Problem to work on: Produce a word-for-word restatement of the lines from the line with "Enumerate this screenshot's" to the end of the listing below, inclusive.

Dataset records:

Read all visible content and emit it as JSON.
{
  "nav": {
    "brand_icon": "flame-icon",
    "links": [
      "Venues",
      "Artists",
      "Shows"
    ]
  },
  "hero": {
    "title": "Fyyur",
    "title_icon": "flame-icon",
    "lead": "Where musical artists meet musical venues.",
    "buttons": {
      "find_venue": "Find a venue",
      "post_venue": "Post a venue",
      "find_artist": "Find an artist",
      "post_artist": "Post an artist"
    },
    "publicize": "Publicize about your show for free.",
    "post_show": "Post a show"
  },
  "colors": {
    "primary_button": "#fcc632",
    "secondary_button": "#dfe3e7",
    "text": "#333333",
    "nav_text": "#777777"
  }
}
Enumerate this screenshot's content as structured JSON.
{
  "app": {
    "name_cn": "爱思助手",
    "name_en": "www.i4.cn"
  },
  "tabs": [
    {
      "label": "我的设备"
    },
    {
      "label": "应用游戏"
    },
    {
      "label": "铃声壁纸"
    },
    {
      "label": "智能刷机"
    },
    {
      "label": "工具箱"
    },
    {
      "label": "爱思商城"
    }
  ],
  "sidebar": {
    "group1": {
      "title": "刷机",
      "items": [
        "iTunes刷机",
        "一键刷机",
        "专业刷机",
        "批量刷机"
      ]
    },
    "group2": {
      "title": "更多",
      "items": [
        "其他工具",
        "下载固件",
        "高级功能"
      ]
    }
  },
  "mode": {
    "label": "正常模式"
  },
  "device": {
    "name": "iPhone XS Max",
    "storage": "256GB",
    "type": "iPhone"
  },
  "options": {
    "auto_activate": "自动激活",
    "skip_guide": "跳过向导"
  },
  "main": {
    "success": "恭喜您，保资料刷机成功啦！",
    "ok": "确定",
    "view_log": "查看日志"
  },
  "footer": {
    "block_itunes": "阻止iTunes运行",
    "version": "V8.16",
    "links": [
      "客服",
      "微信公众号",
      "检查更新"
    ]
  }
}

Result of this task:
Enumerate this screenshot's content as structured JSON.
{
  "app": {
    "name_cn": "爱思助手",
    "name_en": "www.i4.cn"
  },
  "tabs": [
    {
      "label": "我的设备"
    },
    {
      "label": "应用游戏"
    },
    {
      "label": "铃声壁纸"
    },
    {
      "label": "智能刷机"
    },
    {
      "label": "工具箱"
    },
    {
      "label": "爱思商城"
    }
  ],
  "sidebar": {
    "group1": {
      "title": "刷机",
      "items": [
        "iTunes刷机",
        "一键刷机",
        "专业刷机",
        "批量刷机"
      ]
    },
    "group2": {
      "title": "更多",
      "items": [
        "其他工具",
        "下载固件",
        "高级功能"
      ]
    }
  },
  "mode": {
    "label": "正常模式"
  },
  "device": {
    "name": "iPhone XS Max",
    "storage": "256GB",
    "type": "iPhone"
  },
  "options": {
    "auto_activate": "自动激活",
    "skip_guide": "跳过向导"
  },
  "main": {
    "success": "恭喜您，保资料刷机成功啦！",
    "ok": "确定",
    "view_log": "查看日志"
  },
  "footer": {
    "block_itunes": "阻止iTunes运行",
    "version": "V8.16",
    "links": [
      "客服",
      "微信公众号",
      "检查更新"
    ]
  }
}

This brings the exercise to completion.